Here’s another funny or crazy thing about the presidential election that begins in this Midwestern state that is very blessed with cornfields and livestock. Think of the money that is spent in that state during the run-up to a Monday night gathering of neighbors.

That is really all the Iowa caucus is; a gathering of friends and neighbors in living rooms, middle school gymnasiums, small town city halls, and the like. They gather to “talk” about the candidates and, then, they take a vote.

The week or two before the caucus is like the Super Bowl to Des Moines. I read in an economic report that hotel rooms that usually rent for $200 per night suddenly zoom to $600 per night the week before the caucus. Of course, Iowans aren’t paying those prices. They’re no dummies.

It’s the national news organizations and television networks that have that kind of money. Plus, the candidates themselves and their staffs are spending some of those funds that you and I (probably not us, but people who donate to candidates) have sent their way.

After Monday night’s results were in, I read where one candidate got 2.8% of the vote and one delegate. According to a source that should know, his campaign super political action committee spent almost $15 million for his 5,000 votes. Let me do the calculating for you. That’s $2800 per vote and $15 million for one delegate. I think he will feel right at home with a $19 trillion deficit.

And who would you think spent the least? If you answered “the one with the most” you would be right. They say that The Donald is the tightest of the spenders. Maybe that’s because he is spending his own money. That always affects my spending!

One more thing that was funny. I read that in a few of the Democrat caucuses, there were disputes about the voting. Sanders’ folks felt slighted and the awarding of the delegates was up for an executive decision. The awarding of delegates is serious business so just how could it be done fairly?

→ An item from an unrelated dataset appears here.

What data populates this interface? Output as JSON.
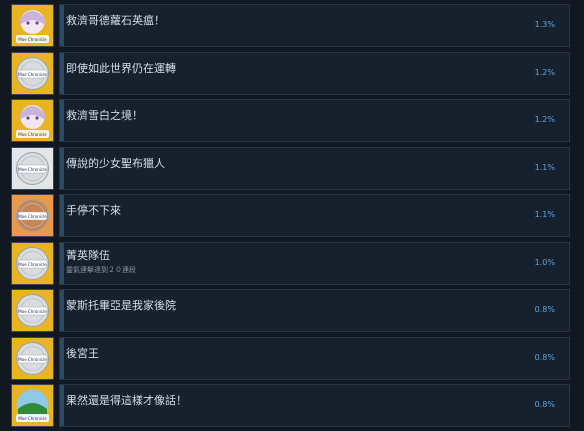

Where there is a will there is a way so the heads got together and fell back on a time-honored way of making decisions. They flipped a coin. It just wasn’t Bernie’s night. Hillary won. Only in America!